**What to produce**
Everything in the records except the pictures should come back exactly as written.
----------------
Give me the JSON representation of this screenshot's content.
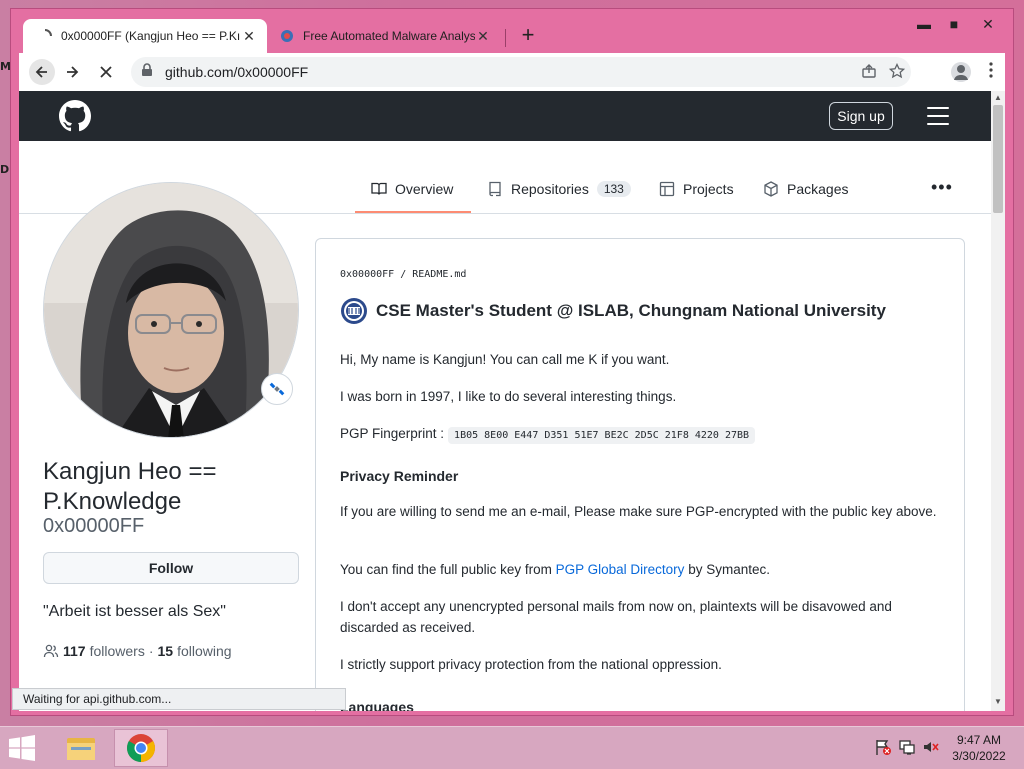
{
  "browser": {
    "tabs": [
      {
        "title": "0x00000FF (Kangjun Heo == P.Kı",
        "close": "✕",
        "active": true
      },
      {
        "title": "Free Automated Malware Analys",
        "close": "✕",
        "active": false
      }
    ],
    "new_tab": "+",
    "window_controls": {
      "minimize": "▬",
      "maximize": "■",
      "close": "✕"
    },
    "url": "github.com/0x00000FF",
    "status_text": "Waiting for api.github.com..."
  },
  "github": {
    "header": {
      "signup": "Sign up"
    },
    "nav": {
      "tabs": [
        {
          "label": "Overview",
          "selected": true
        },
        {
          "label": "Repositories",
          "count": "133"
        },
        {
          "label": "Projects"
        },
        {
          "label": "Packages"
        }
      ],
      "more": "•••"
    },
    "profile": {
      "name": "Kangjun Heo == P.Knowledge",
      "login": "0x00000FF",
      "follow_label": "Follow",
      "bio": "\"Arbeit ist besser als Sex\"",
      "followers_count": "117",
      "followers_label": "followers",
      "separator": "·",
      "following_count": "15",
      "following_label": "following"
    },
    "readme": {
      "breadcrumb": "0x00000FF / README.md",
      "heading": "CSE Master's Student @ ISLAB, Chungnam National University",
      "p1": "Hi, My name is Kangjun! You can call me K if you want.",
      "p2": "I was born in 1997, I like to do several interesting things.",
      "pgp_label": "PGP Fingerprint :",
      "pgp_value": "1B05 8E00 E447 D351 51E7 BE2C 2D5C 21F8 4220 27BB",
      "privacy_heading": "Privacy Reminder",
      "p3": "If you are willing to send me an e-mail, Please make sure PGP-encrypted with the public key above.",
      "p4_pre": "You can find the full public key from ",
      "p4_link": "PGP Global Directory",
      "p4_post": " by Symantec.",
      "p5": "I don't accept any unencrypted personal mails from now on, plaintexts will be disavowed and discarded as received.",
      "p6": "I strictly support privacy protection from the national oppression.",
      "languages_heading": "Languages"
    }
  },
  "taskbar": {
    "time": "9:47 AM",
    "date": "3/30/2022"
  },
  "colors": {
    "gh_header": "#24292f",
    "accent_underline": "#fd8c73",
    "link": "#0969da",
    "browser_frame": "#e46fa2"
  }
}
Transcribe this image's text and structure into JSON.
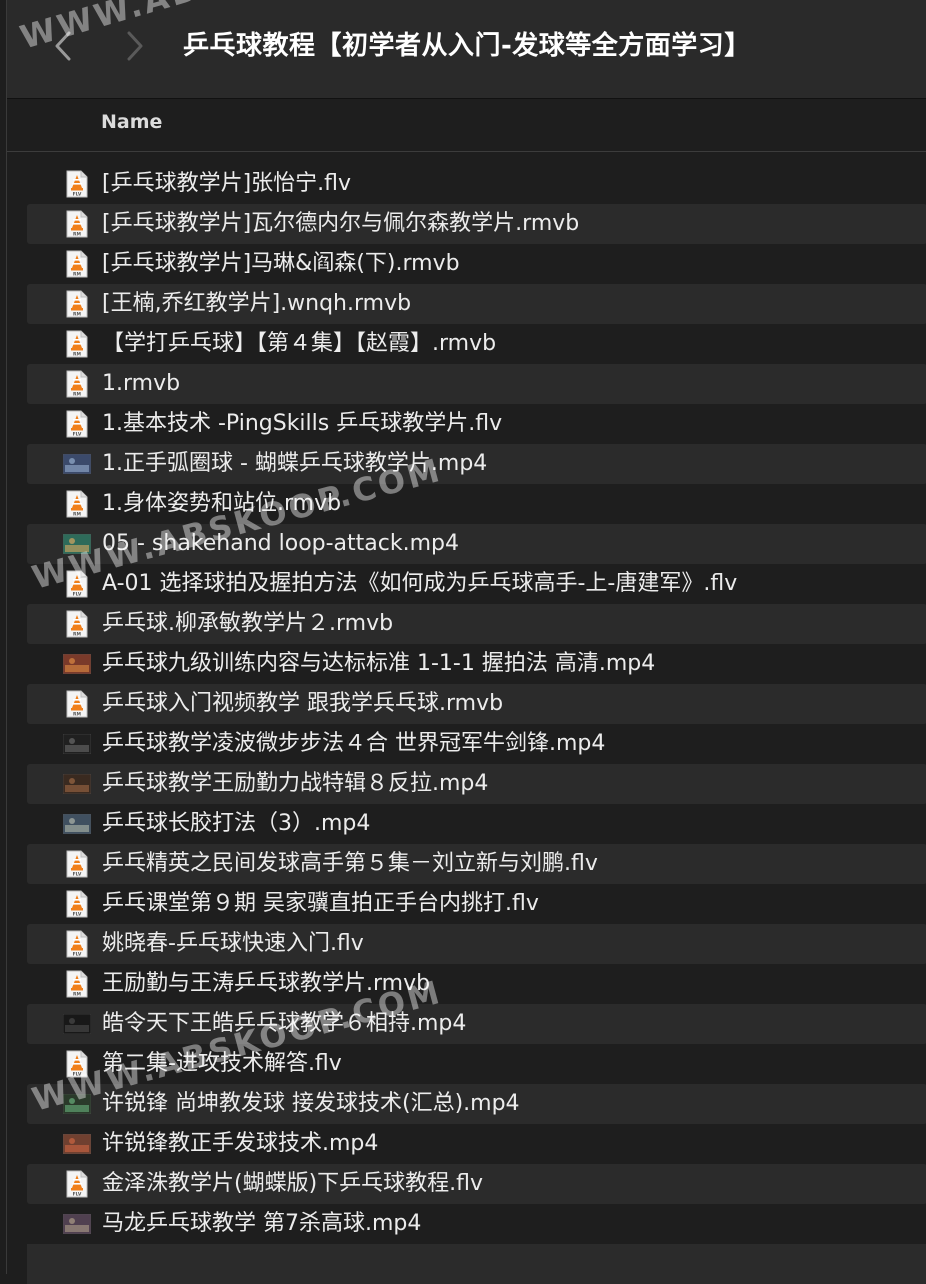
{
  "window": {
    "title": "乒乓球教程【初学者从入门-发球等全方面学习】",
    "column_name": "Name"
  },
  "files": [
    {
      "name": "[乒乓球教学片]张怡宁.flv",
      "icon": "flv-vlc-icon"
    },
    {
      "name": "[乒乓球教学片]瓦尔德内尔与佩尔森教学片.rmvb",
      "icon": "rm-vlc-icon"
    },
    {
      "name": "[乒乓球教学片]马琳&阎森(下).rmvb",
      "icon": "rm-vlc-icon"
    },
    {
      "name": "[王楠,乔红教学片].wnqh.rmvb",
      "icon": "rm-vlc-icon"
    },
    {
      "name": "【学打乒乓球】【第４集】【赵霞】.rmvb",
      "icon": "rm-vlc-icon"
    },
    {
      "name": "1.rmvb",
      "icon": "rm-vlc-icon"
    },
    {
      "name": "1.基本技术 -PingSkills 乒乓球教学片.flv",
      "icon": "flv-vlc-icon"
    },
    {
      "name": "1.正手弧圈球 - 蝴蝶乒乓球教学片.mp4",
      "icon": "video-thumbnail-icon"
    },
    {
      "name": "1.身体姿势和站位.rmvb",
      "icon": "rm-vlc-icon"
    },
    {
      "name": "05 - shakehand loop-attack.mp4",
      "icon": "video-thumbnail-icon"
    },
    {
      "name": "A-01 选择球拍及握拍方法《如何成为乒乓球高手-上-唐建军》.flv",
      "icon": "flv-vlc-icon"
    },
    {
      "name": "乒乓球.柳承敏教学片２.rmvb",
      "icon": "rm-vlc-icon"
    },
    {
      "name": "乒乓球九级训练内容与达标标准 1-1-1 握拍法 高清.mp4",
      "icon": "video-thumbnail-icon"
    },
    {
      "name": "乒乓球入门视频教学 跟我学兵乓球.rmvb",
      "icon": "rm-vlc-icon"
    },
    {
      "name": "乒乓球教学凌波微步步法４合 世界冠军牛剑锋.mp4",
      "icon": "video-thumbnail-icon"
    },
    {
      "name": "乒乓球教学王励勤力战特辑８反拉.mp4",
      "icon": "video-thumbnail-icon"
    },
    {
      "name": "乒乓球长胶打法（3）.mp4",
      "icon": "video-thumbnail-icon"
    },
    {
      "name": "乒乓精英之民间发球高手第５集－刘立新与刘鹏.flv",
      "icon": "flv-vlc-icon"
    },
    {
      "name": "乒乓课堂第９期 吴家骥直拍正手台内挑打.flv",
      "icon": "flv-vlc-icon"
    },
    {
      "name": "姚晓春-乒乓球快速入门.flv",
      "icon": "flv-vlc-icon"
    },
    {
      "name": "王励勤与王涛乒乓球教学片.rmvb",
      "icon": "rm-vlc-icon"
    },
    {
      "name": "皓令天下王皓乒乓球教学６相持.mp4",
      "icon": "video-thumbnail-icon"
    },
    {
      "name": "第二集-进攻技术解答.flv",
      "icon": "flv-vlc-icon"
    },
    {
      "name": "许锐锋 尚坤教发球 接发球技术(汇总).mp4",
      "icon": "video-thumbnail-icon"
    },
    {
      "name": "许锐锋教正手发球技术.mp4",
      "icon": "video-thumbnail-icon"
    },
    {
      "name": "金泽洙教学片(蝴蝶版)下乒乓球教程.flv",
      "icon": "flv-vlc-icon"
    },
    {
      "name": "马龙乒乓球教学 第7杀高球.mp4",
      "icon": "video-thumbnail-icon"
    }
  ],
  "watermark": "WWW.ABSKOOP.COM",
  "colors": {
    "background": "#1e1e1e",
    "titlebar": "#2a2a2a",
    "alt_row": "#2b2b2b",
    "vlc_orange": "#f07f1a"
  }
}
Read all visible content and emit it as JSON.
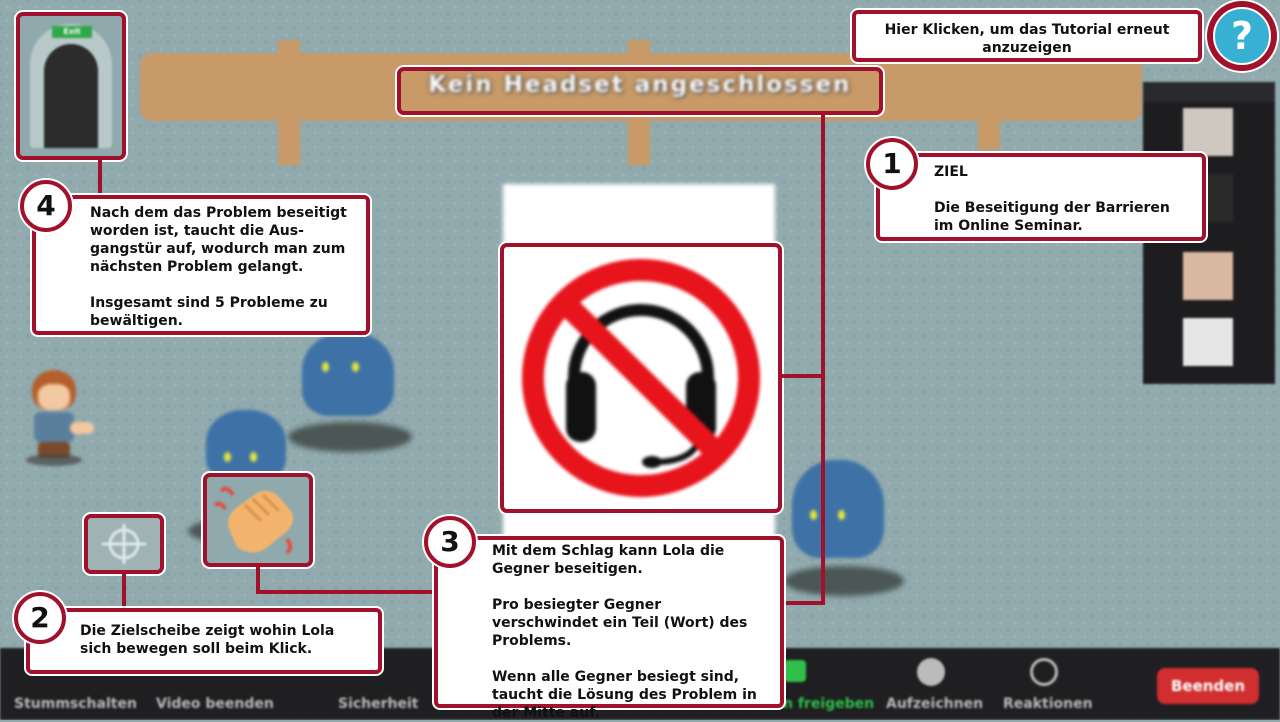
{
  "scene": {
    "banner_title": "Kein Headset angeschlossen",
    "exit_sign": "Exit"
  },
  "help": {
    "tooltip": "Hier Klicken, um das Tutorial erneut anzuzeigen",
    "icon": "?"
  },
  "tutorial": {
    "step1": {
      "number": "1",
      "text": "ZIEL\n\nDie Beseitigung der Barrieren im Online Seminar."
    },
    "step2": {
      "number": "2",
      "text": "Die Zielscheibe zeigt wohin Lola sich bewegen soll beim Klick."
    },
    "step3": {
      "number": "3",
      "text": "Mit dem Schlag kann Lola die Gegner beseitigen.\n\nPro besiegter Gegner verschwindet ein Teil (Wort) des Problems.\n\nWenn alle Gegner besiegt sind, taucht die Lösung des Problem in der Mitte auf."
    },
    "step4": {
      "number": "4",
      "text": "Nach dem das Problem beseitigt worden ist, taucht die Aus-gangstür auf, wodurch man zum nächsten Problem gelangt.\n\nInsgesamt sind 5 Probleme zu bewältigen."
    }
  },
  "meeting_toolbar": {
    "mute": "Stummschalten",
    "video": "Video beenden",
    "security": "Sicherheit",
    "share": "n freigeben",
    "record": "Aufzeichnen",
    "reactions": "Reaktionen",
    "end": "Beenden"
  },
  "colors": {
    "accent": "#a1112b",
    "help_blue": "#38b0d3",
    "end_red": "#d12f2f"
  }
}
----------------
**Task response**
Give me the JSON representation of this screenshot's content.
{
  "browser": {
    "tabs": [
      {
        "title": "0x00000FF (Kangjun Heo == P.Kı",
        "close": "✕",
        "active": true
      },
      {
        "title": "Free Automated Malware Analys",
        "close": "✕",
        "active": false
      }
    ],
    "new_tab": "+",
    "window_controls": {
      "minimize": "▬",
      "maximize": "■",
      "close": "✕"
    },
    "url": "github.com/0x00000FF",
    "status_text": "Waiting for api.github.com..."
  },
  "github": {
    "header": {
      "signup": "Sign up"
    },
    "nav": {
      "tabs": [
        {
          "label": "Overview",
          "selected": true
        },
        {
          "label": "Repositories",
          "count": "133"
        },
        {
          "label": "Projects"
        },
        {
          "label": "Packages"
        }
      ],
      "more": "•••"
    },
    "profile": {
      "name": "Kangjun Heo == P.Knowledge",
      "login": "0x00000FF",
      "follow_label": "Follow",
      "bio": "\"Arbeit ist besser als Sex\"",
      "followers_count": "117",
      "followers_label": "followers",
      "separator": "·",
      "following_count": "15",
      "following_label": "following"
    },
    "readme": {
      "breadcrumb": "0x00000FF / README.md",
      "heading": "CSE Master's Student @ ISLAB, Chungnam National University",
      "p1": "Hi, My name is Kangjun! You can call me K if you want.",
      "p2": "I was born in 1997, I like to do several interesting things.",
      "pgp_label": "PGP Fingerprint :",
      "pgp_value": "1B05 8E00 E447 D351 51E7 BE2C 2D5C 21F8 4220 27BB",
      "privacy_heading": "Privacy Reminder",
      "p3": "If you are willing to send me an e-mail, Please make sure PGP-encrypted with the public key above.",
      "p4_pre": "You can find the full public key from ",
      "p4_link": "PGP Global Directory",
      "p4_post": " by Symantec.",
      "p5": "I don't accept any unencrypted personal mails from now on, plaintexts will be disavowed and discarded as received.",
      "p6": "I strictly support privacy protection from the national oppression.",
      "languages_heading": "Languages"
    }
  },
  "taskbar": {
    "time": "9:47 AM",
    "date": "3/30/2022"
  },
  "colors": {
    "gh_header": "#24292f",
    "accent_underline": "#fd8c73",
    "link": "#0969da",
    "browser_frame": "#e46fa2"
  }
}
Transcribe this image's text and structure into JSON.
{
  "window": {
    "title": "乒乓球教程【初学者从入门-发球等全方面学习】",
    "column_name": "Name"
  },
  "files": [
    {
      "name": "[乒乓球教学片]张怡宁.flv",
      "icon": "flv-vlc-icon"
    },
    {
      "name": "[乒乓球教学片]瓦尔德内尔与佩尔森教学片.rmvb",
      "icon": "rm-vlc-icon"
    },
    {
      "name": "[乒乓球教学片]马琳&阎森(下).rmvb",
      "icon": "rm-vlc-icon"
    },
    {
      "name": "[王楠,乔红教学片].wnqh.rmvb",
      "icon": "rm-vlc-icon"
    },
    {
      "name": "【学打乒乓球】【第４集】【赵霞】.rmvb",
      "icon": "rm-vlc-icon"
    },
    {
      "name": "1.rmvb",
      "icon": "rm-vlc-icon"
    },
    {
      "name": "1.基本技术 -PingSkills 乒乓球教学片.flv",
      "icon": "flv-vlc-icon"
    },
    {
      "name": "1.正手弧圈球 - 蝴蝶乒乓球教学片.mp4",
      "icon": "video-thumbnail-icon"
    },
    {
      "name": "1.身体姿势和站位.rmvb",
      "icon": "rm-vlc-icon"
    },
    {
      "name": "05 - shakehand loop-attack.mp4",
      "icon": "video-thumbnail-icon"
    },
    {
      "name": "A-01 选择球拍及握拍方法《如何成为乒乓球高手-上-唐建军》.flv",
      "icon": "flv-vlc-icon"
    },
    {
      "name": "乒乓球.柳承敏教学片２.rmvb",
      "icon": "rm-vlc-icon"
    },
    {
      "name": "乒乓球九级训练内容与达标标准 1-1-1 握拍法 高清.mp4",
      "icon": "video-thumbnail-icon"
    },
    {
      "name": "乒乓球入门视频教学 跟我学兵乓球.rmvb",
      "icon": "rm-vlc-icon"
    },
    {
      "name": "乒乓球教学凌波微步步法４合 世界冠军牛剑锋.mp4",
      "icon": "video-thumbnail-icon"
    },
    {
      "name": "乒乓球教学王励勤力战特辑８反拉.mp4",
      "icon": "video-thumbnail-icon"
    },
    {
      "name": "乒乓球长胶打法（3）.mp4",
      "icon": "video-thumbnail-icon"
    },
    {
      "name": "乒乓精英之民间发球高手第５集－刘立新与刘鹏.flv",
      "icon": "flv-vlc-icon"
    },
    {
      "name": "乒乓课堂第９期 吴家骥直拍正手台内挑打.flv",
      "icon": "flv-vlc-icon"
    },
    {
      "name": "姚晓春-乒乓球快速入门.flv",
      "icon": "flv-vlc-icon"
    },
    {
      "name": "王励勤与王涛乒乓球教学片.rmvb",
      "icon": "rm-vlc-icon"
    },
    {
      "name": "皓令天下王皓乒乓球教学６相持.mp4",
      "icon": "video-thumbnail-icon"
    },
    {
      "name": "第二集-进攻技术解答.flv",
      "icon": "flv-vlc-icon"
    },
    {
      "name": "许锐锋 尚坤教发球 接发球技术(汇总).mp4",
      "icon": "video-thumbnail-icon"
    },
    {
      "name": "许锐锋教正手发球技术.mp4",
      "icon": "video-thumbnail-icon"
    },
    {
      "name": "金泽洙教学片(蝴蝶版)下乒乓球教程.flv",
      "icon": "flv-vlc-icon"
    },
    {
      "name": "马龙乒乓球教学 第7杀高球.mp4",
      "icon": "video-thumbnail-icon"
    }
  ],
  "watermark": "WWW.ABSKOOP.COM",
  "colors": {
    "background": "#1e1e1e",
    "titlebar": "#2a2a2a",
    "alt_row": "#2b2b2b",
    "vlc_orange": "#f07f1a"
  }
}
Read all visible content and emit it as JSON.
{
  "scene": {
    "banner_title": "Kein Headset angeschlossen",
    "exit_sign": "Exit"
  },
  "help": {
    "tooltip": "Hier Klicken, um das Tutorial erneut anzuzeigen",
    "icon": "?"
  },
  "tutorial": {
    "step1": {
      "number": "1",
      "text": "ZIEL\n\nDie Beseitigung der Barrieren im Online Seminar."
    },
    "step2": {
      "number": "2",
      "text": "Die Zielscheibe zeigt wohin Lola sich bewegen soll beim Klick."
    },
    "step3": {
      "number": "3",
      "text": "Mit dem Schlag kann Lola die Gegner beseitigen.\n\nPro besiegter Gegner verschwindet ein Teil (Wort) des Problems.\n\nWenn alle Gegner besiegt sind, taucht die Lösung des Problem in der Mitte auf."
    },
    "step4": {
      "number": "4",
      "text": "Nach dem das Problem beseitigt worden ist, taucht die Aus-gangstür auf, wodurch man zum nächsten Problem gelangt.\n\nInsgesamt sind 5 Probleme zu bewältigen."
    }
  },
  "meeting_toolbar": {
    "mute": "Stummschalten",
    "video": "Video beenden",
    "security": "Sicherheit",
    "share": "n freigeben",
    "record": "Aufzeichnen",
    "reactions": "Reaktionen",
    "end": "Beenden"
  },
  "colors": {
    "accent": "#a1112b",
    "help_blue": "#38b0d3",
    "end_red": "#d12f2f"
  }
}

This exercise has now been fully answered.